Dr. Kisker (Associate Professor of the History of Christianity and former James C. Logan Associate Professor of Evangelism at Wesley Theological Seminary in Washington, DC) looks at The United Methodist Church with the eyes of a historian and the heart of an evangelist. He brings his deep knowledge of church history, theology, and the Wesleyan tradition to the task of examining the condition of the church that has shaped his own life. Dr. Kisker makes the case that much of the UMC's current malaise has its roots in its alignment as one of the "Mainline" denominations.
The chief problem with "Mainline" churches is that they "bless the values of the larger society, and see very little difference between cultivating good citizens and cultivating Christians." Their striving to be "respectable" and to play a role in the dominant culture "establishment" has resulted in adjusting the gospel of Jesus Christ to make it fit into cultural norms rather than challenging those norms. Kisker writes, "When we became "mainline," we stopped being Methodist in all but name." Meaning that, in the name of "respectability," we jettisoned the practices, structures, and theology that formed the heart and soul of Wesleyan Methodism.
In a well written 128 pages Dr. Kisker describes what has been lost and gives practical ideas for restoring a United Methodist: * Vision o The distinctive goal of Wesleyan Methodism is holiness of heart and life. In mission of early Methodism was "To reform the nation, especially the church; and to spread Scriptural holiness across the land." * Message o The historic Methodist message was salvation by grace through faith. We need to take sin, grace, and salvation seriously once again. * Method o Proclaim Christ in all his offices: Prophet, Priest, and King o Open-air preaching for the 21st century o Small groups for formation and growth in discipleship o A Rule of Life that leads the people toward holiness of heart and life (The General Rules) * Conversation o Practice true "holy conferencing" in the Wesleyan Spirit. Conferencing must be practiced at all levels of the church, beginning in the home.
Mainline or Methodist: Rediscovering Our Evangelistic Mission is a sobering and hope-filled call to action for the people of The United Methodist Church. Scott Kisker gives some helpful and practical recommendations for a way forward. It's clear that he believes that God will keep God's promises. But the church must cooperate and participate with God's mission for the world.
Recovering our Methodist heritage Sep 24, 2008

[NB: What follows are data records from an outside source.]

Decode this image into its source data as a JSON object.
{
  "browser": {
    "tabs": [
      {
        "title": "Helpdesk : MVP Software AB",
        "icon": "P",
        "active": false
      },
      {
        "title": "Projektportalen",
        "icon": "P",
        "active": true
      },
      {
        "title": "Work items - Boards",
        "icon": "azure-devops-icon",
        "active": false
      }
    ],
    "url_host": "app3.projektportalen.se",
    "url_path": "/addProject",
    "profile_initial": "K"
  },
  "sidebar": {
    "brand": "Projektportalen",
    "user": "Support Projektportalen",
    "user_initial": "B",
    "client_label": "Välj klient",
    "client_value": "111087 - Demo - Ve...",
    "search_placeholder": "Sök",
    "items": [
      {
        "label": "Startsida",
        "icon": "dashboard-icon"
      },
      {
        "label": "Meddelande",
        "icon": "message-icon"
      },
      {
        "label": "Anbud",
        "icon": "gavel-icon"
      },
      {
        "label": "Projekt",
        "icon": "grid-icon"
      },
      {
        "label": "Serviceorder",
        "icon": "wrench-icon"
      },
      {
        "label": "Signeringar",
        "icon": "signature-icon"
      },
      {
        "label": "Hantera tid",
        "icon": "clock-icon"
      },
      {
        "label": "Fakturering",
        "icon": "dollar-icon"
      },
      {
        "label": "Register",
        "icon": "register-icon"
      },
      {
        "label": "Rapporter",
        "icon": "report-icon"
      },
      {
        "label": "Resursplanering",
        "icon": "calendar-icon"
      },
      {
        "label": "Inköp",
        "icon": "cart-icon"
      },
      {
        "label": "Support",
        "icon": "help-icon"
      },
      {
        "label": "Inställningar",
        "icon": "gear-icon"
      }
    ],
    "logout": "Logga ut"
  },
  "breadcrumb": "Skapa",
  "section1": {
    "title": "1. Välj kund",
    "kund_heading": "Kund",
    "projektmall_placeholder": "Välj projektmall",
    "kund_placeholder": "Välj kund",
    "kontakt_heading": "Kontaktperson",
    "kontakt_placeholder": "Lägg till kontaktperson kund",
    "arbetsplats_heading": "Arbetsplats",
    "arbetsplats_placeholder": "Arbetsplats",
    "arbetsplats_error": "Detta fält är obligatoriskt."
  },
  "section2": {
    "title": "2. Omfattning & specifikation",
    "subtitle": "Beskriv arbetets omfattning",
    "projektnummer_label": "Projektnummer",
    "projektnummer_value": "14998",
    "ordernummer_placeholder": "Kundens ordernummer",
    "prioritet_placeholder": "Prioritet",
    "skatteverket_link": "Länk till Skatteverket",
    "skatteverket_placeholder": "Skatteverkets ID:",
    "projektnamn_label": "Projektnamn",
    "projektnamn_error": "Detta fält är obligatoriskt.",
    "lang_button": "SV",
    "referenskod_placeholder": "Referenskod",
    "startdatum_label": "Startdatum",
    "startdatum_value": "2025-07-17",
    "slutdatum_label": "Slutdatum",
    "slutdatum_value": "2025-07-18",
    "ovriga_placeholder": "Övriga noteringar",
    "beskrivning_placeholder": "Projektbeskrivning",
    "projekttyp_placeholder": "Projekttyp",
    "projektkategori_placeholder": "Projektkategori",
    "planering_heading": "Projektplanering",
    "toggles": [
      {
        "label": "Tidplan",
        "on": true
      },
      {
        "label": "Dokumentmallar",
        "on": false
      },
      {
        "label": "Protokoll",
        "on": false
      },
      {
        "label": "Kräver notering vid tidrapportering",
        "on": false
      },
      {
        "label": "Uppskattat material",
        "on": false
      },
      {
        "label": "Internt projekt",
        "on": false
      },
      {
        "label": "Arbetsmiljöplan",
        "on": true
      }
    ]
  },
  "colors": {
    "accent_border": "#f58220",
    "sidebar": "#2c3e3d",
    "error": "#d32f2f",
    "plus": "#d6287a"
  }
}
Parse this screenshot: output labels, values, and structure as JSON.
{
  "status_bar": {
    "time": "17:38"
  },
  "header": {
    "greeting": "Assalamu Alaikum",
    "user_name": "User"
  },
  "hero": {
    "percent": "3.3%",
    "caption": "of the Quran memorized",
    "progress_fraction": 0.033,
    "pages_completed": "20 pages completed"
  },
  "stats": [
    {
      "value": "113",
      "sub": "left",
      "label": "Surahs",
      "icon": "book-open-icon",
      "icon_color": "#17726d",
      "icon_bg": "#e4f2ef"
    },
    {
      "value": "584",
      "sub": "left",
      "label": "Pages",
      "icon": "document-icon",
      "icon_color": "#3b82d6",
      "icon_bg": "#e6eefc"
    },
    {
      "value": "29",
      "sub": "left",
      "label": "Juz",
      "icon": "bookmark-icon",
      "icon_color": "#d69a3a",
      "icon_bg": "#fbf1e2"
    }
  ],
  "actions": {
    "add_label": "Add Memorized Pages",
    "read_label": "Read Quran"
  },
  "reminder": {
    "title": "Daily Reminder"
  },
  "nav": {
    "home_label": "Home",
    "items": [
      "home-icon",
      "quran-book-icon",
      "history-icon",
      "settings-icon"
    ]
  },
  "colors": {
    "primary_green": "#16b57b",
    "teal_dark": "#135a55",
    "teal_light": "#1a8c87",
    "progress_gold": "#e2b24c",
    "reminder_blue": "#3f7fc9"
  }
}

After taking Dr. Kisker's Evangelism course at Wesley Theological Seminary I can say without a doubt that he wrote this book, which is not a bad thing. I'm almost finished with it and I see where he is coming from. I, too, am one that thinks about how we can recover our Methodist heritage in a positive way so that we, as the church, can reach out to the unchurched and bring them into our church homes so that their spiritual lives may be enriched and so that they can grow in Jesus Christ.
My one huge complaint about this book is the lack of editing. There are way too many editing mistakes and they are quite glaring.